▶ [PROMPT]: Filter the data for "prometheus" and copy matching lines.

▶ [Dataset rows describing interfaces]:
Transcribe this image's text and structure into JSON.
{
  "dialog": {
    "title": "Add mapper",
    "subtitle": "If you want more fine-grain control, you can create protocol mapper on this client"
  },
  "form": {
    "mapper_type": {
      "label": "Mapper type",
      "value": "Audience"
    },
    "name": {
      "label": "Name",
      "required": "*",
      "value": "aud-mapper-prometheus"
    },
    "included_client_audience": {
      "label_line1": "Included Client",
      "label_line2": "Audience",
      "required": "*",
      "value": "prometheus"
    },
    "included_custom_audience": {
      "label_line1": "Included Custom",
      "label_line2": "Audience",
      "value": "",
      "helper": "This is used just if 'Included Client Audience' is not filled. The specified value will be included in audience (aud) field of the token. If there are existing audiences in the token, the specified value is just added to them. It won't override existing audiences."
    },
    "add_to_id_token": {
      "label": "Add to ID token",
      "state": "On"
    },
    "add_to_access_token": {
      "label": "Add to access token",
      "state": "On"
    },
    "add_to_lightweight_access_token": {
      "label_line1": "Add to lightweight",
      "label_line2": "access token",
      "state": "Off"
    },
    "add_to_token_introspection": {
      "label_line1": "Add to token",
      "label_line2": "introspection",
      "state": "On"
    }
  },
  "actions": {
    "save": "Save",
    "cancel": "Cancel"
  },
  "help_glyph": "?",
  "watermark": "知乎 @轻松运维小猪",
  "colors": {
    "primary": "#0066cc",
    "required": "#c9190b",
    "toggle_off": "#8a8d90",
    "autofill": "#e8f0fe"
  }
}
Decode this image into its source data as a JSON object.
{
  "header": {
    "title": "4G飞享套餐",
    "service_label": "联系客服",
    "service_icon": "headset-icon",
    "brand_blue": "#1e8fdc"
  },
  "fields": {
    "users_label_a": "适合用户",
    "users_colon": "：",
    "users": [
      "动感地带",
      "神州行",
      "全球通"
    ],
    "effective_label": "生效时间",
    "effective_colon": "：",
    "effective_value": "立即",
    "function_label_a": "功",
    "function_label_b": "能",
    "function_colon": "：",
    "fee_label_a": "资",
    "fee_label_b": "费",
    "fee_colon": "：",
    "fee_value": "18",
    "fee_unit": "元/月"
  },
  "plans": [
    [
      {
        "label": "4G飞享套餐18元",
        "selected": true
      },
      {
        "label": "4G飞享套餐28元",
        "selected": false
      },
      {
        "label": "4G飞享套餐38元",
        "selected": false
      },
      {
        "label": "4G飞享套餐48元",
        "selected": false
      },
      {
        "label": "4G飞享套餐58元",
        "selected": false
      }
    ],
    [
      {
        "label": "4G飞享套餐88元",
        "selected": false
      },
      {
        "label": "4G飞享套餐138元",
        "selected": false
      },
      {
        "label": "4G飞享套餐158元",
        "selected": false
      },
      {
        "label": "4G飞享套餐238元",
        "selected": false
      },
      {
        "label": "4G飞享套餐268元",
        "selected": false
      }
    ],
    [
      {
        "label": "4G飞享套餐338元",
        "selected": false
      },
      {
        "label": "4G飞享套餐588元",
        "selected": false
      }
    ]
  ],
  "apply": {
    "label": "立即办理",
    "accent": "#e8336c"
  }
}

▶ [WRITTEN SOLUTION]:
      "value": "aud-mapper-prometheus"
      "value": "prometheus"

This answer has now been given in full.